July 20th, 2018 • Low Code
Felix is the manager of his company’s IT department. Every week, he gets at least two new requests coming from other departments about a new application that needs to be built.
But there is a problem. Software isn’t developed that fast, nor does his team have the manpower to churn out all of these requests.
He can’t hire more staff as well, the organization wouldn’t want to add more staff without a justified increase in productivity.
But poor Felix needs a solution, and fast. One of his colleagues, Elena, suggests that he look into low-code to speed up development. But he’s unsure. Does low-code platform really enable such a massive increase in productivity, or will it just dumb down the process?
If you’ve ever come across the phrase low-code technology, you’ll know that it’s become quite the buzzword in the industry of productivity. Everyone seems to be talking about it, and many people swear by it.
Creating applications using low-code platforms is not fundamentally different from traditional hand coding. The massive difference you see is the way applications are coded and launched.
In traditional hand coding, each and every function in the application is coded line-by-line. Obviously, this takes a lot of time and energy to do, and needs skilled developers.
On the other hand, these low-code tools provides a faster method to develop software. Using visual models, APIs, syntaxes, and other methods to reduce the amount of code that has to be manually entered, low-code web application development softwares drastically speed up development.
Another direction that low-code platforms take is to provide a means of development to users who aren’t familiar with coding at all. Empowered to be ‘citizen developers’, regular business users can create their own applications using specific low-code platforms for the functionalities they need, as long as they know and understand the logic of the application they want to build.
All this sounds nice, but there is still the question of what you can actually build with low-code platforms.
Most business users have requirements that fall into one of four major buckets. They are
Most low-code platforms have tools that make all four of these possible. Here’s how it works:
Innovation is adding a new function to an existing process, improving workability, or adding a new technology to an existing system.
Low-code app development platforms can take the trial-and-error approach with rapid iterations, ensuring there’s minimal or no interference with current business operations while new functions and features are being added.
This is mostly done by developers who have an understanding of these new technologies and innovations.
These are apps that are meant to improve not only the way employees interact with customers, but also how customers engage with the company and its products and services.
These apps can be built by both developers and business users, depending on the level of their complexity.
For example, an easier ticketing or complaint system can be built by a business user. But a chatbot that will help answer customer queries immediately will require the intervention of a developer.
These apps are designed to improve internal operational efficiency. These can mostly be built by business users, since they know business processes and workflows better than developers would.
For apps like this, it makes sense to invest in a tool like Kissflow, where the low-code platform is designed to improve operational efficiency.
These apps are designed to provide an easy and effective method for business users to migrate their data from legacy systems to modern cloud-based systems.
Due to their complexity, it’s best if these apps are developed by skilled developers, so there is no issue with migration.

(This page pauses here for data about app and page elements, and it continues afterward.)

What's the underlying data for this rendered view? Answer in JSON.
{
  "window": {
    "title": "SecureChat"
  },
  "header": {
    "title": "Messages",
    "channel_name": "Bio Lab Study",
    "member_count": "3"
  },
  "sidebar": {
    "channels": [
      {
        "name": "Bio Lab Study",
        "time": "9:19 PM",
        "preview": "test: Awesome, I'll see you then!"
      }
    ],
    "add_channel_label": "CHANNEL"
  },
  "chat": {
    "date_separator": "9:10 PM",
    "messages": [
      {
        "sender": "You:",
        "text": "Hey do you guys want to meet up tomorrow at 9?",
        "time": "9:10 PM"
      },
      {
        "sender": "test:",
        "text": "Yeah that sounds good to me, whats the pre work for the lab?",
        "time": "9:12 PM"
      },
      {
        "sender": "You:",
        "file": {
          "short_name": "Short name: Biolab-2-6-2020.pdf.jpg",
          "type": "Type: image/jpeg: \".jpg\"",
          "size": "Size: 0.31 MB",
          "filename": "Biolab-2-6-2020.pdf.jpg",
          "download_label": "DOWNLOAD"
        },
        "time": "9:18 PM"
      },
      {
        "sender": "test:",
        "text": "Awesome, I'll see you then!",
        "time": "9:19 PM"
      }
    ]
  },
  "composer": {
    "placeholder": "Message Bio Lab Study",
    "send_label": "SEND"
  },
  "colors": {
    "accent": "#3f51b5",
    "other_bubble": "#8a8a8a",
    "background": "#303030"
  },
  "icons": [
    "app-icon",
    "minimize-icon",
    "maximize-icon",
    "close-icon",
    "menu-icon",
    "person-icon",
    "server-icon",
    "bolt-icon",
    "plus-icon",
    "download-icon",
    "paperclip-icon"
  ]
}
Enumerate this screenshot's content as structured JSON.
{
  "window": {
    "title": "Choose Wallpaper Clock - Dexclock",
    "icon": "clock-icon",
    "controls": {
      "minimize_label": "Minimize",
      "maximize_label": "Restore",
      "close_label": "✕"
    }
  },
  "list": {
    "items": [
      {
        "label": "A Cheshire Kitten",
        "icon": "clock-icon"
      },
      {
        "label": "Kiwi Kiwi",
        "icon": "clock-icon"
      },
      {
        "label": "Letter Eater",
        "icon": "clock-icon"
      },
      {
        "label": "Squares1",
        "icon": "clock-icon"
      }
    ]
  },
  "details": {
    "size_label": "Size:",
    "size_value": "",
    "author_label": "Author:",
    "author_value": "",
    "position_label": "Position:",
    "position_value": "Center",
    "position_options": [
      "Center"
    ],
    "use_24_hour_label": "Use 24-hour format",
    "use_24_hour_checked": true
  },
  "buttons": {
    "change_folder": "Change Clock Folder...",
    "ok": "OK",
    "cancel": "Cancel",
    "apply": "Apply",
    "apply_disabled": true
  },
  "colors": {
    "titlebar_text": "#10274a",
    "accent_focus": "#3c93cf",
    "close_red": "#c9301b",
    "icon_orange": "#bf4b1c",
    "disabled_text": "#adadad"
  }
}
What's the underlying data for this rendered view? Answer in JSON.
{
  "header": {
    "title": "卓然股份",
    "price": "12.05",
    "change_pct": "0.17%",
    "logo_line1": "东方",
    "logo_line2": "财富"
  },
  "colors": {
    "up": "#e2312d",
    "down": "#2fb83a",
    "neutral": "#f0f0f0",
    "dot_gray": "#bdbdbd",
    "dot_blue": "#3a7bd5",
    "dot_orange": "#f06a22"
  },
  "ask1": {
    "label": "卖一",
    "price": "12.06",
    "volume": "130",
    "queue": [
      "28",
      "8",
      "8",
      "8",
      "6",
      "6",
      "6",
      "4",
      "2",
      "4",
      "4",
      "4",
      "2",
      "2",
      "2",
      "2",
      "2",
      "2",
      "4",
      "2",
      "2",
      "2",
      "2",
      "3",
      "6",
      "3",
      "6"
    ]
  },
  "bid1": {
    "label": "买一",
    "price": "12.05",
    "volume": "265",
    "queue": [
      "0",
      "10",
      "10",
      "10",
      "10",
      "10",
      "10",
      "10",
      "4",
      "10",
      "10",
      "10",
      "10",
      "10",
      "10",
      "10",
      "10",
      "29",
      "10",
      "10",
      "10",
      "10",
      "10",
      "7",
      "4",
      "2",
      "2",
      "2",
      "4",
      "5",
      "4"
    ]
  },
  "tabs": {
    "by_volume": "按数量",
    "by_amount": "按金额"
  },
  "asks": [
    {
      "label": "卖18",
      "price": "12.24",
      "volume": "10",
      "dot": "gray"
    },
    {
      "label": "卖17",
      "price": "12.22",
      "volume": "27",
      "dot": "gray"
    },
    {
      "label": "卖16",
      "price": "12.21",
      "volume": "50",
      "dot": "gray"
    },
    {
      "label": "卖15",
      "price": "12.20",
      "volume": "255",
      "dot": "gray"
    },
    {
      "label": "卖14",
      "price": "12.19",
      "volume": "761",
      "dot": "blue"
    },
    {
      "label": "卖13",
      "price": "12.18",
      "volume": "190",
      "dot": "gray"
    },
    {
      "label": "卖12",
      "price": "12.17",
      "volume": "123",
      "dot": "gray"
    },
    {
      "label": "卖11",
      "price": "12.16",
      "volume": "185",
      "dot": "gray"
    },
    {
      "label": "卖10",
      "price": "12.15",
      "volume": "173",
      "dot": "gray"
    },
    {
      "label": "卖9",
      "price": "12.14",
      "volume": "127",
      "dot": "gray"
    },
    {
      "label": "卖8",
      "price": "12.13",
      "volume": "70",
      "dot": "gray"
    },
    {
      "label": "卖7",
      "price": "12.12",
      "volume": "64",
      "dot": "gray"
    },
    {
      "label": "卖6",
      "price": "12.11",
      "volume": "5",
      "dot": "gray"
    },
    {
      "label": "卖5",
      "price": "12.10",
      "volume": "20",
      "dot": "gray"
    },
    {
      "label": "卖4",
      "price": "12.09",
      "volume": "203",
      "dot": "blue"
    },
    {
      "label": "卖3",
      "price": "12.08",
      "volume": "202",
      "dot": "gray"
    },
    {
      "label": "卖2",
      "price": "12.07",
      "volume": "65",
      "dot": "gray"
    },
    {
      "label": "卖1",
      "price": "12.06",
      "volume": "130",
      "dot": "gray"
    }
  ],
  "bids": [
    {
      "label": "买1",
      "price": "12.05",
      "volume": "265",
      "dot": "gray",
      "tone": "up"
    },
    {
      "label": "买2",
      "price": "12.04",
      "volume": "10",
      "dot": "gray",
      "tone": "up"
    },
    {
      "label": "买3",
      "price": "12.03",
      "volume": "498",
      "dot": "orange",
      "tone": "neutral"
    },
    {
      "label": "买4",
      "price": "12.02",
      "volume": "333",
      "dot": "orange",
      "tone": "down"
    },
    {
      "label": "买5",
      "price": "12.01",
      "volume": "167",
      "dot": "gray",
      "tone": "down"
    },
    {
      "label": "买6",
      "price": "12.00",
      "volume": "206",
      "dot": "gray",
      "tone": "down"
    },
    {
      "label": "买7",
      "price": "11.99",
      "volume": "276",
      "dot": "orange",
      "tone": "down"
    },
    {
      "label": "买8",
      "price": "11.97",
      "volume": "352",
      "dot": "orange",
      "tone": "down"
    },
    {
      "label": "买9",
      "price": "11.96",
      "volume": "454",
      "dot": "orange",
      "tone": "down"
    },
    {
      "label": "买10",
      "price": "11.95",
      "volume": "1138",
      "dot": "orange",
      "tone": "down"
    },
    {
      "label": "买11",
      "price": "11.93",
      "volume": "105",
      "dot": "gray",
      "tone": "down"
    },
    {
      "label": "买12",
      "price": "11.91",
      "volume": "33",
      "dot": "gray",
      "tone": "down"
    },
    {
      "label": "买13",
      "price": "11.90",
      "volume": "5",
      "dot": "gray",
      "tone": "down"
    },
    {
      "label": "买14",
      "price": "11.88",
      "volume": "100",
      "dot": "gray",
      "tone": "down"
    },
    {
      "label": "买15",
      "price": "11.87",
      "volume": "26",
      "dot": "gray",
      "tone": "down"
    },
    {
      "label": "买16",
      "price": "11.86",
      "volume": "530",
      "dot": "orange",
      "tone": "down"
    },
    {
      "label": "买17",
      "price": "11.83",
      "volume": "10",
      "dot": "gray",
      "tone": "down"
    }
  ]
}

For Felix, low-code development platforms provide an easy way to clear out the massive queue for his department. For developer-intensive apps, he can use a low-code platform that will enable his existing developers, without having to add more people to the workforce. If he has apps that don’t need active developer input, platforms like Kissflow can help empower his business users to create their own apps and remove their requests from his team’s queue.